the config line that has ;SEEDSREMOVED. It is clearly a comment and it's supposed to be ignored {lines beginninning [sic] with a semicolon are ignored ... }, but yet, the task says that we are supposed to set the var seedsremoved to false . --Gerard Schildberger 09:00, 29 March 2012 (UTC)
the use of (apparently) commas (,) to signify multiple parameters. For a (human being) name(a) such as -----> Harry Connick, Jr., Pliny The Elder, a Roman (23 AD - Auguest 25,79 AD), S. J. Smith, DDS <----- it would be very hard to correctly parse (as the "rules" are, it would be parsed as seven different names). For my part, I'm going to treat multiple parameters as one, as the task said these MAY be stored in an array. -- Gerard Schildberger 09:00, 29 March 2012 (UTC)
what if commas are supposed to be part of the data field? -----> primes=2,3,5,7,11,13 ... <----- -- Gerard Schildberger 09:00, 29 March 2012 (UTC)
the preserving of case for the parameter fields seems to be optional: "... sensative, but configuration parameter data is case sensative and MAY be preserved ...". If it isn't preserved, then the data isn't case sensative. Don't ask us to scan for case sensative data, and then we MAY throw it away ... or keep it (the case, that is). -- Gerard Schildberger 09:00, 29 March 2012 (UTC)
what happens when the parameter (name) has a character that isn't support as a valid symbol for a "variable name"? -----> Ægypt = Cairo <-----, ----> ½pint = slang for small person <-----, ----> Großman=Germany <----- most of these, of course, we can almost assume we know what they mean, but what if the meaning isn't known? -- Gerard Schildberger 09:00, 29 March 2012 (UTC)
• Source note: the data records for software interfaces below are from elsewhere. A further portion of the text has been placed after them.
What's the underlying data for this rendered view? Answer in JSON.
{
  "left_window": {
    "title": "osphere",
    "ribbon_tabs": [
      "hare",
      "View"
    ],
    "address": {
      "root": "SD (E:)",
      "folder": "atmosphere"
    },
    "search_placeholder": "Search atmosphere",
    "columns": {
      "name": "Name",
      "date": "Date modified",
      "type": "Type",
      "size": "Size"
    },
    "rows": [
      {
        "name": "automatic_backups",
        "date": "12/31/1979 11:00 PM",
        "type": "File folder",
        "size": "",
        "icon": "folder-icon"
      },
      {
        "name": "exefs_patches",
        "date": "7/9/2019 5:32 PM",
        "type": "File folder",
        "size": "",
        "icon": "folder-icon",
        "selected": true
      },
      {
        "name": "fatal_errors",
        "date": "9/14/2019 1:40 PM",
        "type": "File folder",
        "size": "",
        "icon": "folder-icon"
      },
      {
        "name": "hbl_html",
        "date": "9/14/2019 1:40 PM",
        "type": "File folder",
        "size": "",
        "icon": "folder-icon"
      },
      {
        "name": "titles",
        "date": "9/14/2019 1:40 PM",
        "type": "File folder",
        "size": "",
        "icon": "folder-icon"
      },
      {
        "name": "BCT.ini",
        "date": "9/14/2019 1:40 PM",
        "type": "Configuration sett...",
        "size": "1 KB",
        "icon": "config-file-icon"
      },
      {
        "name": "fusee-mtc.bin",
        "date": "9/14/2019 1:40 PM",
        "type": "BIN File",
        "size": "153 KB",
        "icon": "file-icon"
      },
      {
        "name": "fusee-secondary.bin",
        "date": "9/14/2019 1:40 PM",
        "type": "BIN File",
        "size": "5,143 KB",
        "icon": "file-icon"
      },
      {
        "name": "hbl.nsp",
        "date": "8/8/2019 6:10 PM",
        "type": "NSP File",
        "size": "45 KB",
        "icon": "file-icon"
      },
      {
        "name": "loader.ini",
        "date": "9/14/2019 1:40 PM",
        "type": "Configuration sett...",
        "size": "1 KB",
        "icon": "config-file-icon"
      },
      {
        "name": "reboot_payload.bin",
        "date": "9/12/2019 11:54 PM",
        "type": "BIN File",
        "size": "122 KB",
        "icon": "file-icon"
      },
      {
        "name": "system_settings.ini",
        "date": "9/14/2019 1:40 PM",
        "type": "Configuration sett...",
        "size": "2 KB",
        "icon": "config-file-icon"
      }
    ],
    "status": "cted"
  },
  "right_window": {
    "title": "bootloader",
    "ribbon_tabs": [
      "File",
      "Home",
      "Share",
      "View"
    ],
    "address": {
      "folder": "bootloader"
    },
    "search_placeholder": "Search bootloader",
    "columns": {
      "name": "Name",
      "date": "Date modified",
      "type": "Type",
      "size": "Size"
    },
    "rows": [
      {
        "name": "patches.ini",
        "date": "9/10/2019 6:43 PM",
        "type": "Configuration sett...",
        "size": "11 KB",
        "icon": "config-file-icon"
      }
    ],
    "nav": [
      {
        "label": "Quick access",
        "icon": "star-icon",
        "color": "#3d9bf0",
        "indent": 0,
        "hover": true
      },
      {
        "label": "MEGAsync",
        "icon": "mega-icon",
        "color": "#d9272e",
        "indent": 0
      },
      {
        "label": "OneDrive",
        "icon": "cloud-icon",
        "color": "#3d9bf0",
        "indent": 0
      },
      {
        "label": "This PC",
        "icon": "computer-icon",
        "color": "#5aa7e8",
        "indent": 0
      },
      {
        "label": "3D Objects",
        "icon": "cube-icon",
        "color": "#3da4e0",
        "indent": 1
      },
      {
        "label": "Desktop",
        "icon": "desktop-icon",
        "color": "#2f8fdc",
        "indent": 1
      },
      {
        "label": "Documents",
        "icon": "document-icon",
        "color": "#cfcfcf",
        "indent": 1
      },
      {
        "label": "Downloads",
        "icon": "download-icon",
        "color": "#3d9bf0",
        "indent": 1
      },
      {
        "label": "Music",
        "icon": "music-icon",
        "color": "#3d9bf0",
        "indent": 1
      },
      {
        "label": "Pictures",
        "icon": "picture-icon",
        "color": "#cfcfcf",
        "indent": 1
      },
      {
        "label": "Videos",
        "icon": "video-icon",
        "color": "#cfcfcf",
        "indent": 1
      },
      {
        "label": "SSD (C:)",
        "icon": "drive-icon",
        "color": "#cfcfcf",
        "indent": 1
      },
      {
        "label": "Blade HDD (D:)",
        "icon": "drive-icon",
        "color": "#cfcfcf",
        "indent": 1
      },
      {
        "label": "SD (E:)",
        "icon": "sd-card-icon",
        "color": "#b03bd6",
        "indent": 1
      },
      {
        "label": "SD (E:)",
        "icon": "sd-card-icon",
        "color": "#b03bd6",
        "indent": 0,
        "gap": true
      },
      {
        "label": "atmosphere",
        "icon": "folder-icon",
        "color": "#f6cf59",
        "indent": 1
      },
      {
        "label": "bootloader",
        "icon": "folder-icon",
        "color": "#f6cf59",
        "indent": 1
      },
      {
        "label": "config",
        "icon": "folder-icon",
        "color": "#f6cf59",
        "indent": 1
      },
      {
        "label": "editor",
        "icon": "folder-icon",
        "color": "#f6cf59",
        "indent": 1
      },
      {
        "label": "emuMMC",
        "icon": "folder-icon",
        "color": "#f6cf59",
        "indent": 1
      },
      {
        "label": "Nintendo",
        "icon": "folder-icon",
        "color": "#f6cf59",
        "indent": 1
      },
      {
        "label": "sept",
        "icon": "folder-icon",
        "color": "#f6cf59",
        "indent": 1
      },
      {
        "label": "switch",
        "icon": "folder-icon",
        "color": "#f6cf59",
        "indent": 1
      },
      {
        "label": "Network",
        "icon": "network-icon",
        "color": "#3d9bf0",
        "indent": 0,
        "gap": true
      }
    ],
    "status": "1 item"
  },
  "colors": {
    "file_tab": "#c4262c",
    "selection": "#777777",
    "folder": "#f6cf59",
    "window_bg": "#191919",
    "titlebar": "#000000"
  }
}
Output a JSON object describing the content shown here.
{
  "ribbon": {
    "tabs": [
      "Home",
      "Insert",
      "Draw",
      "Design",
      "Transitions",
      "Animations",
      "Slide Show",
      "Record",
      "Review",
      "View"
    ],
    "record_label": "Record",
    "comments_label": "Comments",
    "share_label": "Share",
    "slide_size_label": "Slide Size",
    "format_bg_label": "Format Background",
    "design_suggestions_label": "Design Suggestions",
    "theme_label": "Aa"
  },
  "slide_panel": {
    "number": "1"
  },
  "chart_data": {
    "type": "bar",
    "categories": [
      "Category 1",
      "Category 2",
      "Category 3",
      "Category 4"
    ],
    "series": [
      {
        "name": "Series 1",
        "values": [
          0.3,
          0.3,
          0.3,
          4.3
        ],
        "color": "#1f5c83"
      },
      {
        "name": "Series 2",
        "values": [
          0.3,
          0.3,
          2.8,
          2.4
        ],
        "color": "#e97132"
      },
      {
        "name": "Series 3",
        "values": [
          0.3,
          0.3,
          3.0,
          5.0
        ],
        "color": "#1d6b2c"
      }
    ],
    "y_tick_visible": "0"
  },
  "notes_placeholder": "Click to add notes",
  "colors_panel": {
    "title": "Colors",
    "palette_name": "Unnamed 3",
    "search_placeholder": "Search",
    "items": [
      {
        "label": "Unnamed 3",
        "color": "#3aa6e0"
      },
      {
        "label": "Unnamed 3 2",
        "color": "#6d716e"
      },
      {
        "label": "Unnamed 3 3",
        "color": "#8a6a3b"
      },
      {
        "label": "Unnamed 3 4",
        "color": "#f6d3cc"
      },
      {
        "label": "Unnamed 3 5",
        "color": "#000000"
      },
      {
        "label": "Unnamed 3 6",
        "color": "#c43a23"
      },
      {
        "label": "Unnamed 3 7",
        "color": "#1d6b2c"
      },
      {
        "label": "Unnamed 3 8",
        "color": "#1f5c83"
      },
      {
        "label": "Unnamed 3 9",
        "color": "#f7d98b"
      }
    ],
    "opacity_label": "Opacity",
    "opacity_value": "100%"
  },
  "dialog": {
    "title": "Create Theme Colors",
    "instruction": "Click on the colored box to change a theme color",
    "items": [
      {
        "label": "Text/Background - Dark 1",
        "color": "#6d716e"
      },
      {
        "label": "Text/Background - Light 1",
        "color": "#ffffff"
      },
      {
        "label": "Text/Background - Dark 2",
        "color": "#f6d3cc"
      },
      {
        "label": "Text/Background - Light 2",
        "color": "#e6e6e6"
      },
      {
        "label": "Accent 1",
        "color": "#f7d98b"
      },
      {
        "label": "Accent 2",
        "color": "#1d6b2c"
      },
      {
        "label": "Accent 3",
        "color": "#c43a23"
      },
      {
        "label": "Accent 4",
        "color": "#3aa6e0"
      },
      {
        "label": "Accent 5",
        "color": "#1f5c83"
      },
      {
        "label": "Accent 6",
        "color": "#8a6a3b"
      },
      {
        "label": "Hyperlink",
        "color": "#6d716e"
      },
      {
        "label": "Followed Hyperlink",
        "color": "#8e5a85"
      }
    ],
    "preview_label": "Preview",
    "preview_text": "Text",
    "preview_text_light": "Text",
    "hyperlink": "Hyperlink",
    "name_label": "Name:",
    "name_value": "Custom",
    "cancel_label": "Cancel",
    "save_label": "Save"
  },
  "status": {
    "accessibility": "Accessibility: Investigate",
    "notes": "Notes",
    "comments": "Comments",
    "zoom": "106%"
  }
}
We can always create new tasks for other formats of course.

Markhobley 19:11, 24 April 2011 (UTC)

REXX vs ooRexx[edit]

Can you please tell us what did not work on which classic Rexx? (except, maybe, for the first line) --Walterpachl (talk) 07:10, 24 July 2013 (UTC)

The example that was moved to ooRexx had a comment:   This program was tested using Open Object Rexx 4.1.1.
The following caused problems with various Classic REXXes:
* The use of   line~left(3)   (Regina, PC/REXX, Personal REXX, R4 [et al]).
* Some   stream   options weren't recognized (et al).
* The first line raised a syntax error (PC/REXX, Personal REXX, R4).
* The   IF arg(1) = '-h', ...   construct of using   then   wasn't recognized (et al).
* The use of   any   with the   signal   statement (et al).
* Received an incorrect call to routine   value   ----- at this point, I stopped looking for more errors.
I don't feel comfortable doing this level of debugging/bench-testing of a REXX program that clearly wasn't tested with any Classic REXX.   Maybe the author of the program could perform that task better. -- Gerard Schildberger (talk) 17:31, 24 July 2013 (UTC)
Thank you for telling me/us (I am NOT the author). --Walterpachl (talk) 18:22, 24 July 2013 (UTC)
I tested now the REXX program and I think that there is a problem with bad variable names
 
varList=varList xxx /*add it to the list of vARiables*/
if value='' then value='true' /*if no value, then use "true". */
if symbol(xxx)=='BAD' then do /*can REXX use the variable name?*/
Say xxx 'is a bad name'
badVar=badVar+1; bad=bad xxx; iterate
end
 
bad names should not go into varlist!?! --Walterpachl (talk) 19:47, 24 July 2013 (UTC)
Yes, you're correct.   If the variable name (in the configuration file) isn't a legal REXX variable name, then it shouldn't be added to the list of variable names (varList) in the REXX program.   The REXX code has been fixed. -- Gerard Schildberger (talk) 18:12, 27 July 2013 (UTC)